The legislation takes steps to let some 800 community banks that held preferred stock in Fannie Mae and Freddie Mac before the mortgage giants were taken over by the federal government on Sept. 7, make better use of losses for tax purposes than they would otherwise be allowed.
House Republicans offered early resistance to the Paulson plan. They complained that it put the country on the road to socialism and instead argued that elimination of the capital gains tax would spur a wave of investment that would render the bailout plan unnecessary.
House Minority Leader John Boehner of Ohio commissioned Virginia Representative Eric Cantor to draft a rival plan without telling Democrats or Paulson. The plan, which depended on self- funded insurance premiums, was abandoned after Democrats lashed out at Republicans at a White House meeting Sept. 25.
Ultimately, Republicans got none of the tax breaks they sought, though the bill includes a limited self-funded insurance program for companies that benefit from the bailout. Last night Boehner, the top House Republican, urged his colleagues to support the bailout plan.
Some House Republicans, such as Representative Mike Pence of Indiana, are still holding out. “We now have a deal that promises to bring near-term stability to our financial turmoil, but at what price?'' Pence said in a letter to colleagues.
Pence called the plan “the largest corporate bailout in American history'' and that it would “nationalize almost every bad mortgage in America.''
Paulson, the 62-year-old former Goldman Sachs Group Inc. chairman, said such a strategy is necessary to stabilize financial markets. “We will have turbulence and turmoil in our financial system for some time, but I believe that this is going to work,'' he said on “60 Minutes.''
Yet as members of Congress and their staffs worked late nights over the past week negotiating and writing compromise legislation, money markets failed to improve. “It just raised some doubts in my mind whether this was going to be sufficient,'' said Meyer, who was on the Fed board when the Asian financial crisis struck in 1997.
Should the plan fail, “there may have to be a more substantial participation by the federal government to buy mortgages,'' Frank said last night. Any alternative proposal would involve “significant purchases directly of the foreclosed mortgages.''

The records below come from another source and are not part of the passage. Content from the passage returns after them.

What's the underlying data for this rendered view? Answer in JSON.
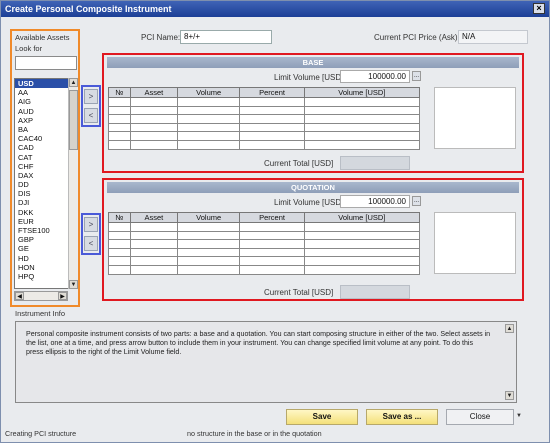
{
  "window": {
    "title": "Create Personal Composite Instrument",
    "close_glyph": "×"
  },
  "assets": {
    "available_label": "Available Assets",
    "look_for_label": "Look for",
    "search_value": "",
    "items": [
      "USD",
      "AA",
      "AIG",
      "AUD",
      "AXP",
      "BA",
      "CAC40",
      "CAD",
      "CAT",
      "CHF",
      "DAX",
      "DD",
      "DIS",
      "DJI",
      "DKK",
      "EUR",
      "FTSE100",
      "GBP",
      "GE",
      "HD",
      "HON",
      "HPQ"
    ],
    "selected": "USD"
  },
  "header": {
    "pci_name_label": "PCI Name:",
    "pci_name_value": "8+/+",
    "price_label": "Current PCI Price (Ask):",
    "price_value": "N/A"
  },
  "move_buttons": {
    "add": ">",
    "remove": "<"
  },
  "columns": [
    "№",
    "Asset",
    "Volume",
    "Percent",
    "Volume [USD]"
  ],
  "base": {
    "title": "BASE",
    "limit_label": "Limit Volume [USD]",
    "limit_value": "100000.00",
    "ellipsis": "...",
    "total_label": "Current Total [USD]",
    "total_value": ""
  },
  "quotation": {
    "title": "QUOTATION",
    "limit_label": "Limit Volume [USD]",
    "limit_value": "100000.00",
    "ellipsis": "...",
    "total_label": "Current Total [USD]",
    "total_value": ""
  },
  "info": {
    "title": "Instrument Info",
    "text": "Personal composite instrument consists of two parts: a base and a quotation. You can start composing structure in either of the two. Select assets in the list, one at a time, and press arrow button to include them in your instrument. You can change specified limit volume at any point. To do this press ellipsis to the right of the Limit Volume field."
  },
  "buttons": {
    "save": "Save",
    "save_as": "Save as ...",
    "close": "Close"
  },
  "status": {
    "left": "Creating PCI structure",
    "right": "no structure in the base or in the quotation"
  },
  "colors": {
    "highlight_orange": "#f08a2a",
    "highlight_red": "#e01820",
    "highlight_blue": "#4a5ad8",
    "selection": "#2a4fa8"
  }
}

Paulson and Federal Reserve Chairman Ben S. Bernanke, who will be on a five-member oversight board for the program, have signaled that their priority is shoring up the nation's banks even if it means they don't get taxpayers the cheapest prices for the devalued assets the government buys.
The proposal also sets the stage for an overhaul of financial regulation next year, something Frank is already planning. The draft bill requires the Treasury secretary to report to Congress and make recommendations by April 30 on whether to regulate additional participants in the financial markets.
“It'll give us some temporary respite from the earlier pressures,'' said Joseph Mason, a Louisiana State University finance professor who formerly worked in the bank-research division of the Office of the Comptroller of the Currency. “If we don't use that respite to design more permanent policy, we will find ourselves back in the same place.''